→ EXERCISE GOAL
Copy every entry word for word, but skip the pictures.

→ LISTED ENTRIES
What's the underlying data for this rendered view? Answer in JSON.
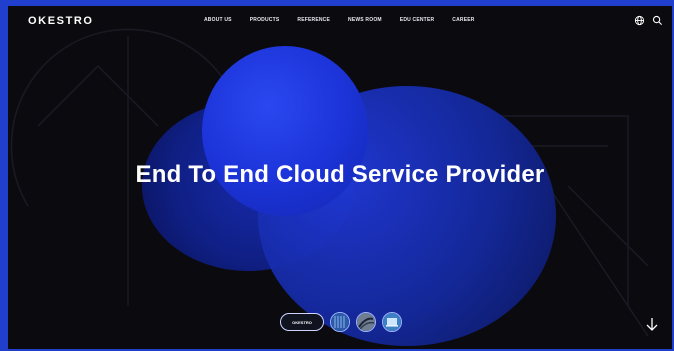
{
  "header": {
    "logo": "OKESTRO",
    "nav": [
      "ABOUT US",
      "PRODUCTS",
      "REFERENCE",
      "NEWS ROOM",
      "EDU CENTER",
      "CAREER"
    ],
    "icons": [
      "globe-icon",
      "search-icon"
    ]
  },
  "hero": {
    "title": "End To End Cloud Service Provider"
  },
  "slider": {
    "active_label": "OKESTRO",
    "thumbnails": [
      "server-thumb",
      "cable-thumb",
      "laptop-thumb"
    ]
  },
  "scroll": {
    "icon": "arrow-down-icon"
  },
  "colors": {
    "frame_border": "#1f3fcc",
    "background": "#0b0b0f",
    "accent": "#2038d8"
  }
}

→ ANSWER FOR THIS EXERCISE
What's the underlying data for this rendered view? Answer in JSON.
{
  "header": {
    "logo": "OKESTRO",
    "nav": [
      "ABOUT US",
      "PRODUCTS",
      "REFERENCE",
      "NEWS ROOM",
      "EDU CENTER",
      "CAREER"
    ],
    "icons": [
      "globe-icon",
      "search-icon"
    ]
  },
  "hero": {
    "title": "End To End Cloud Service Provider"
  },
  "slider": {
    "active_label": "OKESTRO",
    "thumbnails": [
      "server-thumb",
      "cable-thumb",
      "laptop-thumb"
    ]
  },
  "scroll": {
    "icon": "arrow-down-icon"
  },
  "colors": {
    "frame_border": "#1f3fcc",
    "background": "#0b0b0f",
    "accent": "#2038d8"
  }
}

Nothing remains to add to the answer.